Douglas Feith to read a conservative Catholic theologians upcoming op-ed asserting a moral justification for a pre-emptive strike against Iraq that demonstrates how pre-emptive action against Iraq fits into the just-war tradition.
A December 18, 2001 U.S. Department of State Bureau of Intelligence and Research Intelligence Assessment, Europe: Key Views on Iraqi Threat and Next Steps. This intelligence assessment indicates that war against Iraq absent incontrovertible evidence of links to the September 11 attacks would be highly problematic for France and Germany and that only British Prime Minister Tony Blair, at substantial political cost, would support a U.S. attack.
A March 8, 2002 document by the United Kingdom, Cabinet Office, Overseas and Defense. The paper notes, The US administration has lost faith in containment and is now considering regime change. The paper reads, A legal justification for invasion would be needed and that none currently exists. The Cabinet Office analysts recommended a staged approach to establish international support, which would anyway be consonant with the requirement for a six-month interval to prepare for military action.
The Dodgy Dossier. A covering note and draft U.K. white paper: British Government briefing paper on Iraq – 03 June 2002. This is the earliest publicly available version of the document that became the U.K. dossier on Iraqs weapons of mass destruction published in September 2002. It was described in a covering note as a consolidated draft of Iraq papers as produced by CIC. The draft refers obliquely to Iraqs attempts to acquire: specialised aluminium [British spelling] which is subject to international export controls because of its potential application in gas centrifuges used to enrich uranium.
The term Dodgy Dossier was first coined by online polemical magazine Spiked in relation to the September Dossier. The term was later employed by Channel 4 News when its reporter, Julian Rush, was made aware of Glen Rangwalas discovery that much of the work in the Iraq Dossier had been plagiarised from various unattributed sources including a 13-year-old thesis produced by a student at California State University. The most notable source was an article by then graduate student Ibrahim al-Marashi, entitled Iraqs Security and Intelligence Network: A Guide and Analysis.
An August 4, 2002 Central Command briefing, Compartmented Concept Update. This set of briefing slides presents the overall concept for what would be known to military planners as the hybrid war plan, in which war would be launched before forces had reached their full capability, and follow-on increments would supplement the initial attack. The briefing covered such issues as the phases of conflict, ending with a Phase IV occupation of Iraq, the time necessary to generate the forces and complete the buildup, and an overview of the military strategy used in the invasion.
A September 11, 2002 U.S. Treasury Department Memorandum Subject: Briefing for your lunch with Vice President Cheney on the economic impact of a war with Iraq.

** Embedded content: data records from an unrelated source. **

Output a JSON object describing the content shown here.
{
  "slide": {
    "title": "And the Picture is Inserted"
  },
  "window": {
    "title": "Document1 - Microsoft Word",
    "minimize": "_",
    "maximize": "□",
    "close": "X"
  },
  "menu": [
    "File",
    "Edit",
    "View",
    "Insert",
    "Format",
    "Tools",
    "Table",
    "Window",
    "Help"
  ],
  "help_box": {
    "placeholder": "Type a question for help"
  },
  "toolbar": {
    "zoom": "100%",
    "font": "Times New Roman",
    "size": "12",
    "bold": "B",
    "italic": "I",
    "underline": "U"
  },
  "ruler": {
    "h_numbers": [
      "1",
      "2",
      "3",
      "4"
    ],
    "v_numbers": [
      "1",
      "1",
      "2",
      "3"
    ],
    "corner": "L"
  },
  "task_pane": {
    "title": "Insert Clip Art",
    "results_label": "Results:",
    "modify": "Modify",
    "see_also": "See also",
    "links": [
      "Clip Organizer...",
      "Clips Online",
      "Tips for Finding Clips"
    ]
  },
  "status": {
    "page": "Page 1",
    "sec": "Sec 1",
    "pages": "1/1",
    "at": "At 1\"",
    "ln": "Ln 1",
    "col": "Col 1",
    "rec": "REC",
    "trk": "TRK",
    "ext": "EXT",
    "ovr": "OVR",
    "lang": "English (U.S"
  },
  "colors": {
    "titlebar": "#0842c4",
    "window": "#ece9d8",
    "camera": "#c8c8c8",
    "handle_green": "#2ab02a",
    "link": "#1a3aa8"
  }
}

A memo for Treasury Secretary Paul ONeill from Richard Claudia, Assistant Secretary for Economic Policy.
The final release copy of the Dodgy Dossier British Government, dossier on Iraqs Weapons of Mass Destruction, DATE: September 24, 2002. The document that Tony Blair presented to parliament on September 24 made the case, as he put it, for dealing with Iraqs WMDand in reality for going to war. Blairs foreword to the dossier asserted that intelligence had established beyond doubt that Saddam Hussein had and was continuing to develop WMD, including weapons that could be launched within 45 minutes. The paper was declared to be based on authentic assessments from within the British intelligence community.
October 4, 2002 CIA white paper, Iraqs Weapons of Mass Destruction Programs. This CIA paper was published two days after the NIE that was being prepared on the same subject. By comparison with the July draft, it had been significantly strengthened. The worst-case nuclear timeline of within a year had been added, along with reference to the aluminum tubes.
The complete collection can be obtained at: